I was named as one of only three Washington State Amazing Lawyers in International Law, I am AV rated by Martindale-Hubbell Law Directory (its highest rating), I am rated 10.0 by AVVO.com (its highest rating), and I am a SuperLawyer.

I am a frequent writer and public speaker on doing business in Asia and I constantly travel between the United States and Asia. I most commonly speak on China law issues and I am the lead writer of the award winning China Law Blog (www.chinalawblog.com). Forbes Magazine, Fortune Magazine, the Wall Street Journal, Investors Business Daily, Business Week, The National Law Journal, The Washington Post, The ABA Journal, The Economist, Newsweek, NPR, The New York Times and Inside Counsel have all interviewed me regarding various aspects of my international law practice.

I am licensed in Washington, Illinois, and Alaska.

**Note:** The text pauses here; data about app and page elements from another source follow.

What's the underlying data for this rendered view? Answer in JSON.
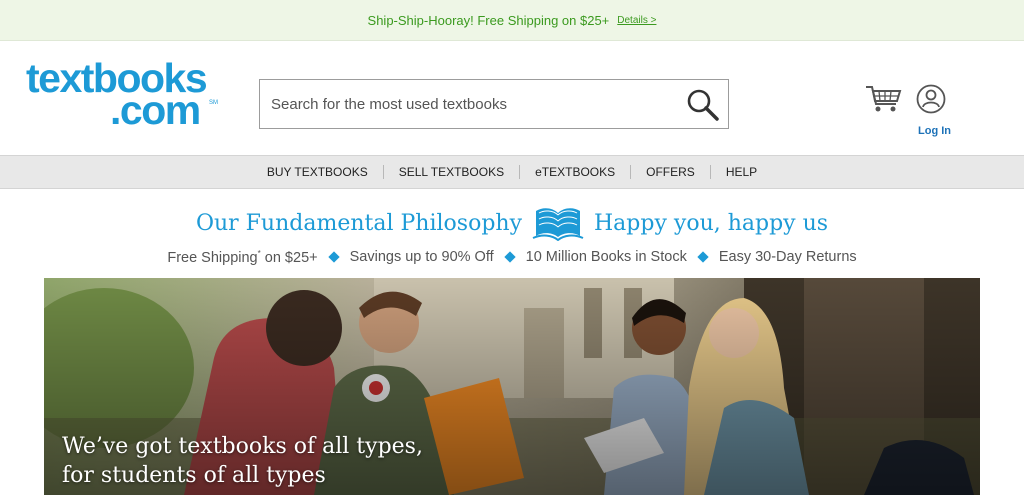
{
  "promo": {
    "text": "Ship-Ship-Hooray! Free Shipping on $25+",
    "link": "Details >"
  },
  "logo": {
    "line1": "textbooks",
    "line2": ".com",
    "sm": "SM"
  },
  "search": {
    "placeholder": "Search for the most used textbooks"
  },
  "header": {
    "login": "Log In"
  },
  "nav": {
    "items": [
      "BUY TEXTBOOKS",
      "SELL TEXTBOOKS",
      "eTEXTBOOKS",
      "OFFERS",
      "HELP"
    ]
  },
  "philosophy": {
    "left": "Our Fundamental Philosophy",
    "right": "Happy you, happy us"
  },
  "features": {
    "free_shipping": "Free Shipping",
    "asterisk": "*",
    "free_shipping_suffix": " on $25+",
    "savings": "Savings up to 90% Off",
    "stock": "10 Million Books in Stock",
    "returns": "Easy 30-Day Returns"
  },
  "hero": {
    "line1": "We’ve got textbooks of all types,",
    "line2": "for students of all types"
  },
  "colors": {
    "brand": "#1d9ad6",
    "promo_green": "#3b9a1f",
    "promo_bg": "#eef6e6",
    "nav_bg": "#e8e8e8"
  }
}
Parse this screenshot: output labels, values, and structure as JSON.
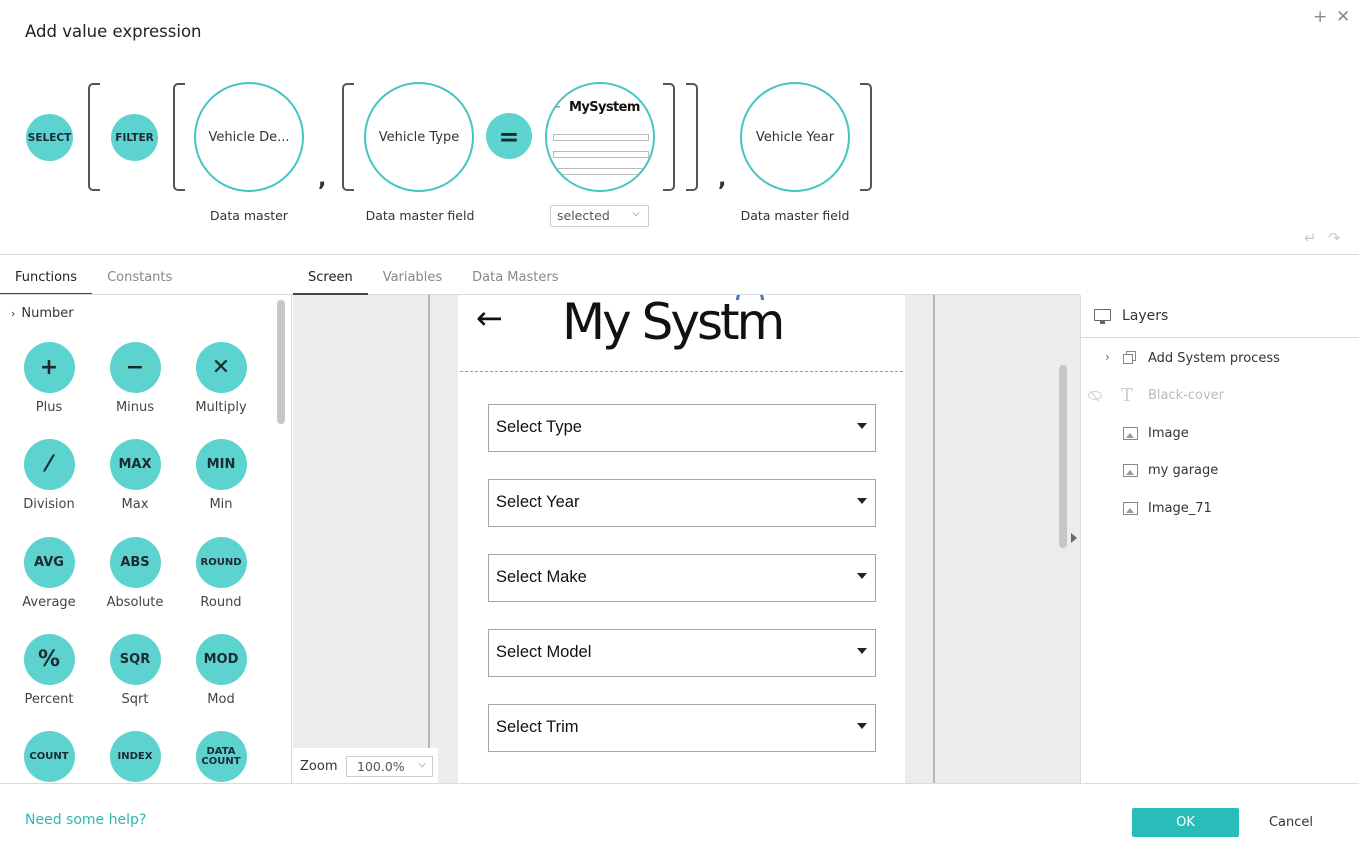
{
  "dialog": {
    "title": "Add value expression"
  },
  "expression": {
    "select_label": "SELECT",
    "filter_label": "FILTER",
    "data_master_value": "Vehicle De...",
    "data_master_caption": "Data master",
    "field1_value": "Vehicle Type",
    "field1_caption": "Data master field",
    "equals_symbol": "=",
    "thumb_logo": "MySystem",
    "thumb_arrow": "←",
    "comparison_select": "selected",
    "field2_value": "Vehicle Year",
    "field2_caption": "Data master field",
    "comma": ","
  },
  "left_tabs": [
    "Functions",
    "Constants"
  ],
  "number_section": "Number",
  "functions": [
    {
      "symbol": "+",
      "label": "Plus",
      "icon": "plus-icon"
    },
    {
      "symbol": "−",
      "label": "Minus",
      "icon": "minus-icon"
    },
    {
      "symbol": "✕",
      "label": "Multiply",
      "icon": "multiply-icon"
    },
    {
      "symbol": "⁄",
      "label": "Division",
      "icon": "division-icon"
    },
    {
      "symbol": "MAX",
      "label": "Max",
      "icon": "max-icon"
    },
    {
      "symbol": "MIN",
      "label": "Min",
      "icon": "min-icon"
    },
    {
      "symbol": "AVG",
      "label": "Average",
      "icon": "avg-icon"
    },
    {
      "symbol": "ABS",
      "label": "Absolute",
      "icon": "abs-icon"
    },
    {
      "symbol": "ROUND",
      "label": "Round",
      "icon": "round-icon"
    },
    {
      "symbol": "%",
      "label": "Percent",
      "icon": "percent-icon"
    },
    {
      "symbol": "SQR",
      "label": "Sqrt",
      "icon": "sqrt-icon"
    },
    {
      "symbol": "MOD",
      "label": "Mod",
      "icon": "mod-icon"
    },
    {
      "symbol": "COUNT",
      "label": "",
      "icon": "count-icon"
    },
    {
      "symbol": "INDEX",
      "label": "",
      "icon": "index-icon"
    },
    {
      "symbol": "DATA COUNT",
      "label": "",
      "icon": "data-count-icon"
    }
  ],
  "center_tabs": [
    "Screen",
    "Variables",
    "Data Masters"
  ],
  "screen": {
    "back_arrow": "←",
    "logo": "My Systm",
    "dropdowns": [
      "Select Type",
      "Select Year",
      "Select Make",
      "Select Model",
      "Select Trim"
    ]
  },
  "zoom": {
    "label": "Zoom",
    "value": "100.0%"
  },
  "layers": {
    "title": "Layers",
    "items": [
      {
        "label": "Add System process",
        "type": "group",
        "hidden": false
      },
      {
        "label": "Black-cover",
        "type": "text",
        "hidden": true
      },
      {
        "label": "Image",
        "type": "image",
        "hidden": false
      },
      {
        "label": "my garage",
        "type": "image",
        "hidden": false
      },
      {
        "label": "Image_71",
        "type": "image",
        "hidden": false
      }
    ]
  },
  "footer": {
    "help": "Need some help?",
    "ok": "OK",
    "cancel": "Cancel"
  },
  "colors": {
    "accent": "#28bdb9",
    "token": "#5dd3d0",
    "ring": "#43c5c1"
  }
}
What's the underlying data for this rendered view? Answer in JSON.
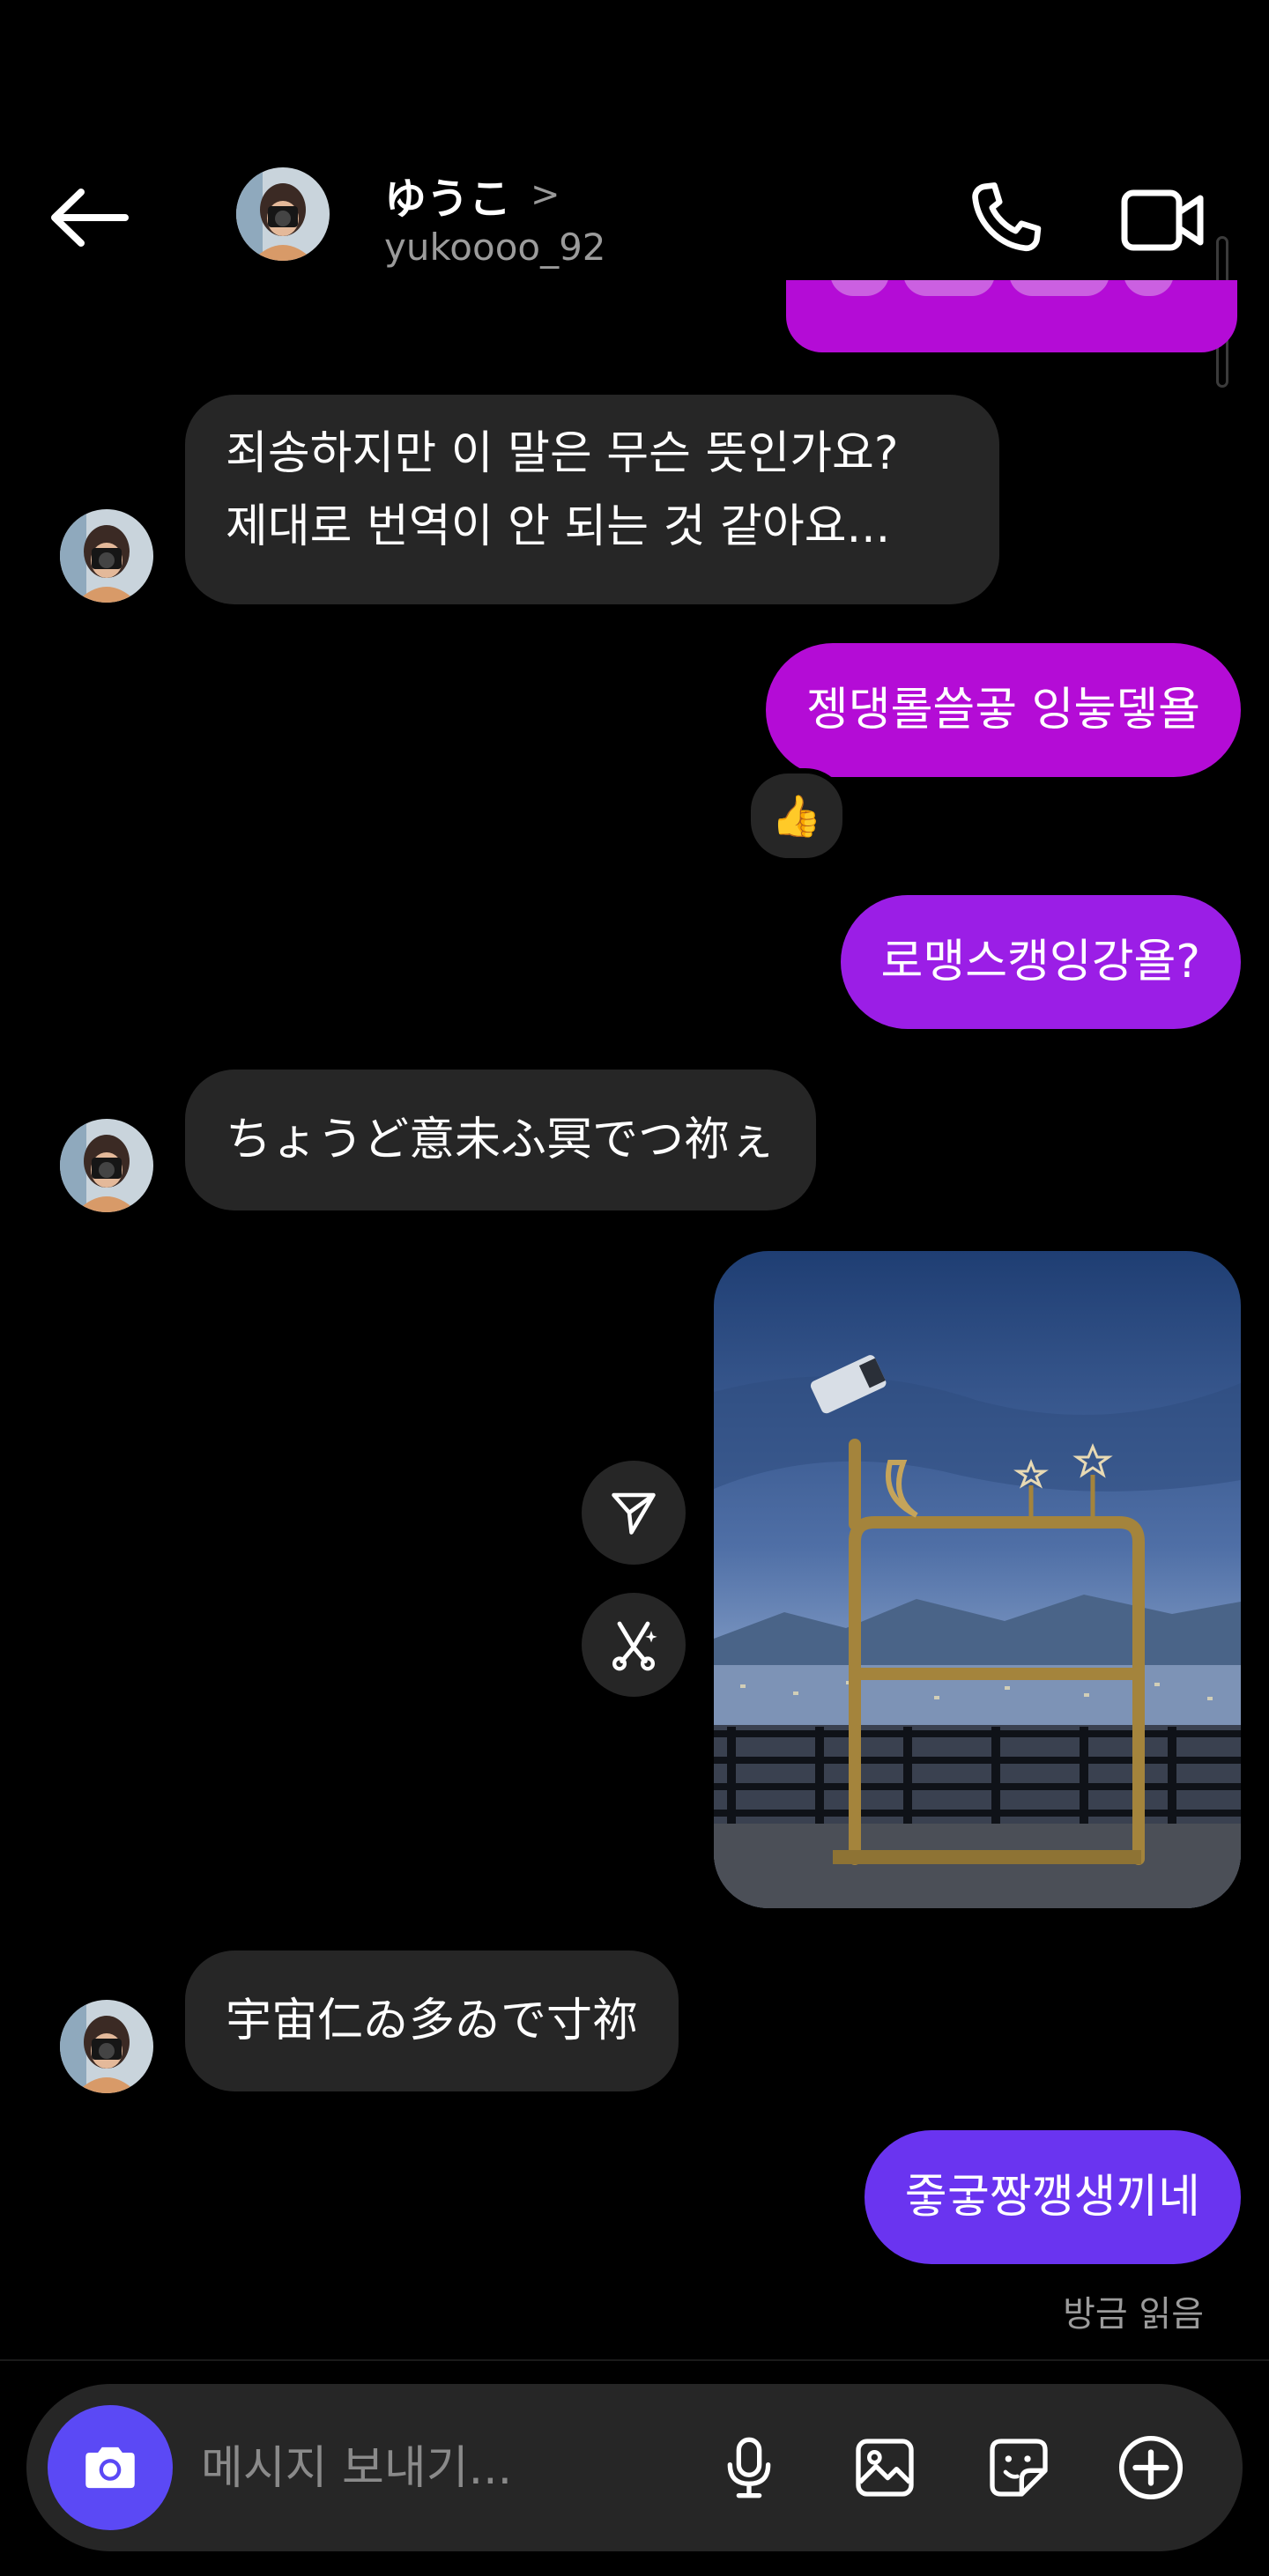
{
  "header": {
    "display_name": "ゆうこ",
    "chevron": ">",
    "username": "yukoooo_92"
  },
  "messages": {
    "m1": {
      "line1": "죄송하지만 이 말은 무슨 뜻인가요?",
      "line2": "제대로 번역이 안 되는 것 같아요..."
    },
    "m2": {
      "text": "젱댕롤쓸곻 잉늫뎋욜",
      "reaction": "👍"
    },
    "m3": {
      "text": "로맹스캥잉강욜?"
    },
    "m4": {
      "text": "ちょうど意未ふ冥でつ祢ぇ"
    },
    "m6": {
      "text": "宇宙仁ゐ多ゐで寸祢"
    },
    "m7": {
      "text": "줗궇짱깽생끼네"
    },
    "read_status": "방금 읽음"
  },
  "composer": {
    "placeholder": "메시지 보내기..."
  },
  "colors": {
    "background": "#000000",
    "incoming_bubble": "#262626",
    "outgoing_magenta": "#b40cd6",
    "outgoing_purple": "#9b1ee6",
    "outgoing_violet": "#6a34f0",
    "camera_button": "#5b49f5",
    "secondary_text": "#9b9b9b"
  },
  "icons": [
    "back-arrow-icon",
    "chevron-right-icon",
    "phone-icon",
    "video-camera-icon",
    "thumbs-up-icon",
    "send-icon",
    "remix-icon",
    "camera-icon",
    "microphone-icon",
    "gallery-icon",
    "sticker-icon",
    "plus-circle-icon"
  ]
}
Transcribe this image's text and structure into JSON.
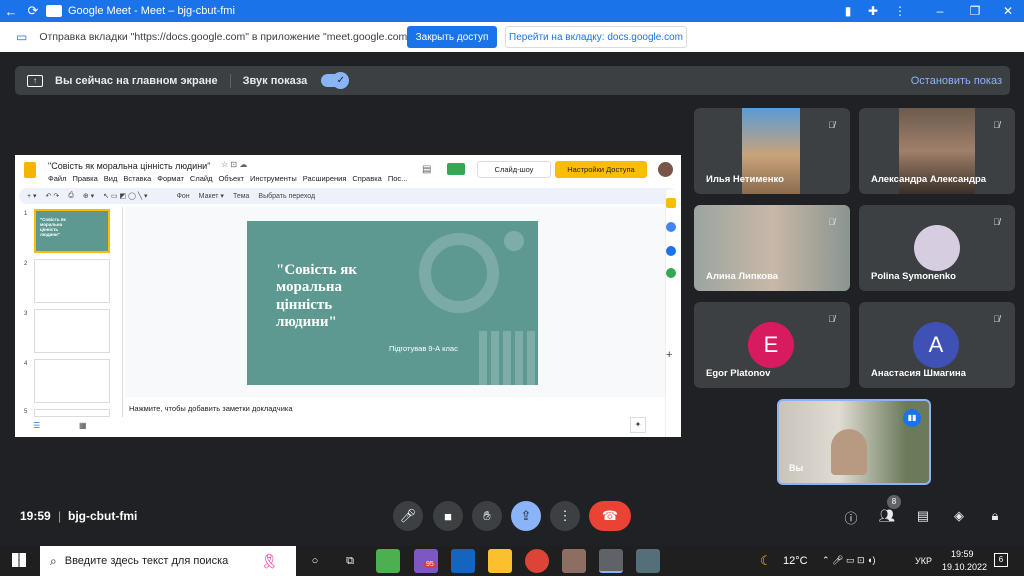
{
  "titlebar": {
    "title": "Google Meet - Meet – bjg-cbut-fmi"
  },
  "infobar": {
    "text": "Отправка вкладки \"https://docs.google.com\" в приложение \"meet.google.com\"...",
    "share_btn": "Закрыть доступ",
    "goto_btn": "Перейти на вкладку: docs.google.com"
  },
  "present": {
    "label": "Вы сейчас на главном экране",
    "sound": "Звук показа",
    "stop": "Остановить показ"
  },
  "slides": {
    "doc_title": "\"Совість як моральна цінність людини\"",
    "menu": [
      "Файл",
      "Правка",
      "Вид",
      "Вставка",
      "Формат",
      "Слайд",
      "Объект",
      "Инструменты",
      "Расширения",
      "Справка",
      "Пос..."
    ],
    "slideshow": "Слайд-шоу",
    "access": "Настройки Доступа",
    "toolbar_text": [
      "Фон",
      "Макет ▾",
      "Тема",
      "Выбрать переход"
    ],
    "slide_title": "\"Совість як моральна цінність людини\"",
    "slide_sub": "Підготував 9-А клас",
    "notes": "Нажмите, чтобы добавить заметки докладчика",
    "thumb_nums": [
      "1",
      "2",
      "3",
      "4",
      "5"
    ],
    "thumb1_title": "\"Совість як моральна цінність людини\""
  },
  "participants": [
    {
      "name": "Илья Нетименко",
      "avatar": ""
    },
    {
      "name": "Александра Александра",
      "avatar": ""
    },
    {
      "name": "Алина Липкова",
      "avatar": ""
    },
    {
      "name": "Polina Symonenko",
      "avatar": ""
    },
    {
      "name": "Egor Platonov",
      "avatar": "E",
      "color": "#d81b60"
    },
    {
      "name": "Анастасия Шмагина",
      "avatar": "A",
      "color": "#3f51b5"
    }
  ],
  "self": {
    "label": "Вы"
  },
  "meeting": {
    "time": "19:59",
    "code": "bjg-cbut-fmi",
    "people_count": "8"
  },
  "taskbar": {
    "search": "Введите здесь текст для поиска",
    "badge": "95",
    "temp": "12°C",
    "lang": "УКР",
    "time": "19:59",
    "date": "19.10.2022",
    "notif": "6"
  }
}
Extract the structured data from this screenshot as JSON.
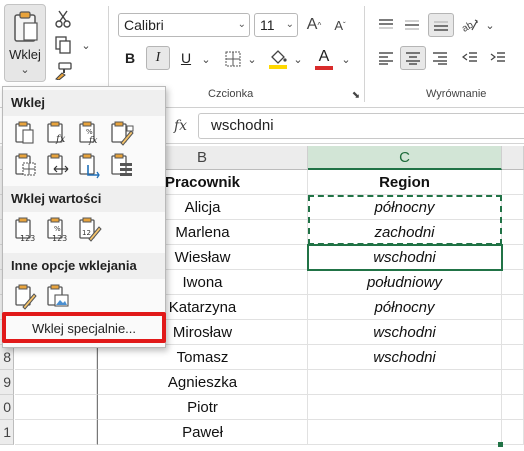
{
  "ribbon": {
    "paste_label": "Wklej",
    "font_name": "Calibri",
    "font_size": "11",
    "bold": "B",
    "italic": "I",
    "underline": "U",
    "font_color_letter": "A",
    "group_font": "Czcionka",
    "group_alignment": "Wyrównanie"
  },
  "formula_bar": {
    "fx": "fx",
    "value": "wschodni"
  },
  "paste_menu": {
    "section_paste": "Wklej",
    "section_values": "Wklej wartości",
    "section_other": "Inne opcje wklejania",
    "paste_special": "Wklej specjalnie..."
  },
  "grid": {
    "columns": [
      "B",
      "C"
    ],
    "row_numbers": [
      "9",
      "0",
      "1"
    ],
    "row_number_8": "8",
    "header_b": "Pracownik",
    "header_c": "Region",
    "rows": [
      {
        "b": "Alicja",
        "c": "północny"
      },
      {
        "b": "Marlena",
        "c": "zachodni"
      },
      {
        "b": "Wiesław",
        "c": "wschodni"
      },
      {
        "b": "Iwona",
        "c": "południowy"
      },
      {
        "b": "Katarzyna",
        "c": "północny"
      },
      {
        "b": "Mirosław",
        "c": "wschodni"
      },
      {
        "b": "Tomasz",
        "c": "wschodni"
      },
      {
        "b": "Agnieszka",
        "c": ""
      },
      {
        "b": "Piotr",
        "c": ""
      },
      {
        "b": "Paweł",
        "c": ""
      }
    ]
  },
  "colors": {
    "accent_green": "#217346",
    "highlight_red": "#e11919",
    "fill_yellow": "#ffd800",
    "font_red": "#d92b2b"
  }
}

In tandem with the international law team at my firm, I focus on setting up/registering companies overseas (via WFOEs, Rep Offices or Joint Ventures), drafting international contracts (NDAs, OEM Agreements, licensing, distribution, etc.), protecting IP (trademarks, trade secrets, copyrights and patents), and overseeing M&A transactions.